The list of officers in 1951 was:
Katarzyna Galas, president
Bronisława Świderska and Czesława Erenfejcht, vice-presidents
Helena Rarogiewicz, financial secretary
Aniela Zapytowska, recording secretary
Jadwiga Wenda, treasurer
Auditors: Janina Mościcka, Stanisława Janicka, Władysława Kurzawska
In researching the stories of the veterans buried at Holy Sepulchre Cemetery, I often read how their comrades-in-arms prepared them a fitting farewell. It should be noted that the Ladies are the ones who ordered and funded the church service, funeral director and gravesite preparation and performed these duties for over thirty years. Throughout these years, membership varied from 100 to 40.
In spite of their occasional turbulent history, these kind, charitable, patriotic ladies managed to achieve what could be considered, in today’s world, a gigantic accomplishment: preserving lasting evidence of the sacrifice of the men, young and old, who volunteered to dedicate their lives to a highly noble cause: the freedom and independence of their homeland, Poland. These men are true heroes.

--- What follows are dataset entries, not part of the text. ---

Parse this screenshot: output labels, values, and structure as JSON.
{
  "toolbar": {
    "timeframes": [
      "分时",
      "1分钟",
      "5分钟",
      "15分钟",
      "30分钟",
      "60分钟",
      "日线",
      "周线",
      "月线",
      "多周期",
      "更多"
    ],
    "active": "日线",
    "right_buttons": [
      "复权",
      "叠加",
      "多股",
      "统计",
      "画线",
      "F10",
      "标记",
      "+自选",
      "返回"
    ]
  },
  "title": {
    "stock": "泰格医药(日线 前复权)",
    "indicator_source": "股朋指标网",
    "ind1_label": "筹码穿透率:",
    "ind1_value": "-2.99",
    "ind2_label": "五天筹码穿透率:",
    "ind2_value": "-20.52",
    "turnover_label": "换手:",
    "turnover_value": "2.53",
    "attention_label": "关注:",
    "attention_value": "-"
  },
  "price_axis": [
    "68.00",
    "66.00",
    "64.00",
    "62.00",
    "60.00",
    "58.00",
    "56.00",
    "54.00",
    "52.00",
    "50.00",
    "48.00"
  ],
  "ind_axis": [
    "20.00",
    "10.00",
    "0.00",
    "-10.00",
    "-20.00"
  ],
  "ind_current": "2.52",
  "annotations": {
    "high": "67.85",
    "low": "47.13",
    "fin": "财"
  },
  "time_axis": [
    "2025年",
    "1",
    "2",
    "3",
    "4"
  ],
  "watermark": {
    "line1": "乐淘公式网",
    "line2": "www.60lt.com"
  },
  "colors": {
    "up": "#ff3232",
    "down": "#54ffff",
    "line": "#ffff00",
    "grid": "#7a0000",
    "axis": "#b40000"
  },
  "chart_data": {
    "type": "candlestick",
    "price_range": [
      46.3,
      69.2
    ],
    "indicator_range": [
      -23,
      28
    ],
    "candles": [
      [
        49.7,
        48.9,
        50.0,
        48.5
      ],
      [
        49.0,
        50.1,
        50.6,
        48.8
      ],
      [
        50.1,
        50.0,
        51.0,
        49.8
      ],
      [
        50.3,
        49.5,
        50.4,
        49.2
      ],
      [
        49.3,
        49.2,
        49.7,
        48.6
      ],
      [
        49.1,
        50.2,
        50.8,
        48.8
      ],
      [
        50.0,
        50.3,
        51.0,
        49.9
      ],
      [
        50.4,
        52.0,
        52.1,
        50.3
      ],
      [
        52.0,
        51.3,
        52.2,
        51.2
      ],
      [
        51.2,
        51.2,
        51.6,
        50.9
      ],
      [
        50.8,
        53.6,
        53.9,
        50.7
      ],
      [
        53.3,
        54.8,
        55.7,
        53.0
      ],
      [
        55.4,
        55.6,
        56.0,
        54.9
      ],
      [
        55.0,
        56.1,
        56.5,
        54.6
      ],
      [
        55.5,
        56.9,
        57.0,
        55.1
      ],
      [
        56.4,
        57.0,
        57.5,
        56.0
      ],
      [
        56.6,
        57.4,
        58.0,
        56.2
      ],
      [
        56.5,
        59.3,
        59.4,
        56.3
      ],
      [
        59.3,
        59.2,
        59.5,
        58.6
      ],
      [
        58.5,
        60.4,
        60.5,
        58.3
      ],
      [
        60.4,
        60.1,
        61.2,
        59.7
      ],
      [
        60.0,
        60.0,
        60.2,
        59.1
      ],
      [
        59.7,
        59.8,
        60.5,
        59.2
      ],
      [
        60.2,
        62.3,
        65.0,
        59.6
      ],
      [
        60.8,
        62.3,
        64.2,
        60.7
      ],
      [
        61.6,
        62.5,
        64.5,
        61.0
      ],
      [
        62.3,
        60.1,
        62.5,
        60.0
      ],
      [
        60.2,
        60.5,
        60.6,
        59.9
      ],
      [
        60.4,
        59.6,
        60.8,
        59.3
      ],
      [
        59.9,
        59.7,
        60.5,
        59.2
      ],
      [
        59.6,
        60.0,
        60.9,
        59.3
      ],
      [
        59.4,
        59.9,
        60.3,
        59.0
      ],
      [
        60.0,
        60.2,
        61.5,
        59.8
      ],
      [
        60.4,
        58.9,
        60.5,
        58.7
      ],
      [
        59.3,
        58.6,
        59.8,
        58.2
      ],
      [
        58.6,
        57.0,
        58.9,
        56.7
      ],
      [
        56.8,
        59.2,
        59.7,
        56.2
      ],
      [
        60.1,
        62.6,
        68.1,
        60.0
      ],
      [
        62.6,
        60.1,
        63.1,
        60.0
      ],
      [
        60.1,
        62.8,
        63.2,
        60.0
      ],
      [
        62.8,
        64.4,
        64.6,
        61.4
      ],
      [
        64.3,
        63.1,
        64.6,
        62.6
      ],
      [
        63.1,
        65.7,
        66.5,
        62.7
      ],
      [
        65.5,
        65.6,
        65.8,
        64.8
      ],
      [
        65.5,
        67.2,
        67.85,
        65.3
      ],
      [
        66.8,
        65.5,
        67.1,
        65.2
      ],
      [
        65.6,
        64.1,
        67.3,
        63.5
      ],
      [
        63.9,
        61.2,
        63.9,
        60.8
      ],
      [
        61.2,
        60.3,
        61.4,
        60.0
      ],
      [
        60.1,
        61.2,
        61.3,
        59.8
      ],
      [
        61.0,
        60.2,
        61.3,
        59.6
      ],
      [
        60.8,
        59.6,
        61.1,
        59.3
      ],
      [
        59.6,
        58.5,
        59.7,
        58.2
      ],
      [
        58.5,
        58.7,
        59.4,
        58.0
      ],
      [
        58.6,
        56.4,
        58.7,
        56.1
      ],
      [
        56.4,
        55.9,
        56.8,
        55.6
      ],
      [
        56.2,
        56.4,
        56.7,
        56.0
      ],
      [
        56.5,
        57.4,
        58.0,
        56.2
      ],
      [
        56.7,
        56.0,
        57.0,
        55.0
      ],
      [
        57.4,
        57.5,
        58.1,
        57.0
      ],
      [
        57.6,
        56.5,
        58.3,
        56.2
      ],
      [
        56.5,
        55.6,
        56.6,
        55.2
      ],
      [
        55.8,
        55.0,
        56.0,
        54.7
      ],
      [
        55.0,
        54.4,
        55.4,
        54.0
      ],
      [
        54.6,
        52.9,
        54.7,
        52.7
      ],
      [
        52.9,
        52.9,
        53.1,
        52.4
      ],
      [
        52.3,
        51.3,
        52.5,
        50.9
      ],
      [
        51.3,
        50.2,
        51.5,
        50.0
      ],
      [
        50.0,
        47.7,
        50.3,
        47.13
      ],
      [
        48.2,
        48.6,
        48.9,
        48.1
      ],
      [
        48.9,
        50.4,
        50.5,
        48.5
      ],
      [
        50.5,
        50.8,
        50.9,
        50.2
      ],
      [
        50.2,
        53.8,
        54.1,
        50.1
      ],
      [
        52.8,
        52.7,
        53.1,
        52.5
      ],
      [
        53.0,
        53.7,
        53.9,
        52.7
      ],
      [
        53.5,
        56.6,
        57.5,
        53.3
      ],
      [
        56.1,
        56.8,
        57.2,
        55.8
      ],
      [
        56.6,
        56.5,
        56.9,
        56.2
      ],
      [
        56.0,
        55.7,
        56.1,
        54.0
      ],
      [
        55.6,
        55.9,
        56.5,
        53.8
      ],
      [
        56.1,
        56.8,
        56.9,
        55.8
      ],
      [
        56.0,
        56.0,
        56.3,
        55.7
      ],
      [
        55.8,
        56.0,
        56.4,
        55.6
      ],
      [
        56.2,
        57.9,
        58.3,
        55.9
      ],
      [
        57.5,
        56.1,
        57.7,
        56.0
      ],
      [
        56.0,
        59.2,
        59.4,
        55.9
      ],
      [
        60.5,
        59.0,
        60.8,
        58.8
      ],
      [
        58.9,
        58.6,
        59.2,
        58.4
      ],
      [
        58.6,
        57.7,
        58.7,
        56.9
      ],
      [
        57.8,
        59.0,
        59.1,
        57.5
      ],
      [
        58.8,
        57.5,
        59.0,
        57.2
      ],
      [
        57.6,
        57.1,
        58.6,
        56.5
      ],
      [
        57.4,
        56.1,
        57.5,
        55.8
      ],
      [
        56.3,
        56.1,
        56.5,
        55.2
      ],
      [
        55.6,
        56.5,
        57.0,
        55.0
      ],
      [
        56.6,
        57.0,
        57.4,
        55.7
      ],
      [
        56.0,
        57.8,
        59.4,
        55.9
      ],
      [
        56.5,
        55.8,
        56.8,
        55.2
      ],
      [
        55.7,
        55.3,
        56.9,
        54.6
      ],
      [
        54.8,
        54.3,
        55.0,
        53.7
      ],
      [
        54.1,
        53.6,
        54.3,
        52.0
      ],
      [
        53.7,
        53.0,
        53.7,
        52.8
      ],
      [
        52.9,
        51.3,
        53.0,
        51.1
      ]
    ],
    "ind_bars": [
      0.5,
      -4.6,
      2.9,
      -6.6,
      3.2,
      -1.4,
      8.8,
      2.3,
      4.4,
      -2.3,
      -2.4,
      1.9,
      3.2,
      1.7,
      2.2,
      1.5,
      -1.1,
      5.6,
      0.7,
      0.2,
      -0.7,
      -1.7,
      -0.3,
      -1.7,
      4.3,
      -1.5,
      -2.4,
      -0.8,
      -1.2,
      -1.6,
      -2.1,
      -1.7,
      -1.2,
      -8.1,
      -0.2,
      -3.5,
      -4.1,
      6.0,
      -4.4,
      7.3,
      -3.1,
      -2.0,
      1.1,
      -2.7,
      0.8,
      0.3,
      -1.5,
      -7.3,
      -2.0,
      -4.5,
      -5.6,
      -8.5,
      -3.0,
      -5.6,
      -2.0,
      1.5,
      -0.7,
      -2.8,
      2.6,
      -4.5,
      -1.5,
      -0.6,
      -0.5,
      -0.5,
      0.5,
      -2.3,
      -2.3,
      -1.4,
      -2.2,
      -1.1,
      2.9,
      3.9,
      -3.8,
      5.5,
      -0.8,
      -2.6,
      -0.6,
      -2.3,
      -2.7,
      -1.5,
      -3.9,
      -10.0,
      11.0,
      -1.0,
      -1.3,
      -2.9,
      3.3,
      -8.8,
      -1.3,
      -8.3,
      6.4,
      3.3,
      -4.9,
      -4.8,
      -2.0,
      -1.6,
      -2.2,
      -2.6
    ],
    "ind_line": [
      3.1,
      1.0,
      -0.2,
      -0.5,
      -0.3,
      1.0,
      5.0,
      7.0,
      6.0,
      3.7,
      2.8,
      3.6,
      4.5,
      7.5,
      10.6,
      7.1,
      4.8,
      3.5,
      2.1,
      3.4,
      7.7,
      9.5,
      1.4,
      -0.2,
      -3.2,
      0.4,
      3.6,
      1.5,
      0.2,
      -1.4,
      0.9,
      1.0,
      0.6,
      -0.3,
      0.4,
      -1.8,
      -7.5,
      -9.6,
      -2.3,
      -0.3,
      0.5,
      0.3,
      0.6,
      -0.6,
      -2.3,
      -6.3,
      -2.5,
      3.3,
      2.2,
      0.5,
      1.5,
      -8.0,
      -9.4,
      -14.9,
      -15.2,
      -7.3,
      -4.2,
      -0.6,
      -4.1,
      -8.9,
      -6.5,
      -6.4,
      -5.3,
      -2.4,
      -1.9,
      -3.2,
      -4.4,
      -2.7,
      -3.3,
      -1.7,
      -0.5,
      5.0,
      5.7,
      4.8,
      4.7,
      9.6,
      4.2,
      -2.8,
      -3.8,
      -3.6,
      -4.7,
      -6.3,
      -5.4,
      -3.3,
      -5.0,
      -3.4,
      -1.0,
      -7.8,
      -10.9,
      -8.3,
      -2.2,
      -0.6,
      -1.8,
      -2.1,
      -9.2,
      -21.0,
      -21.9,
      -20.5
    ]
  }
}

The ladies of Korpus 5tyare also heroines, though their actions were on a different field and done for the welfare of veterans who, through no fault of their own, fell on hard times. Most of all they should be remembered for undertaking the creation of the Polish Soldiers’ Cemetery.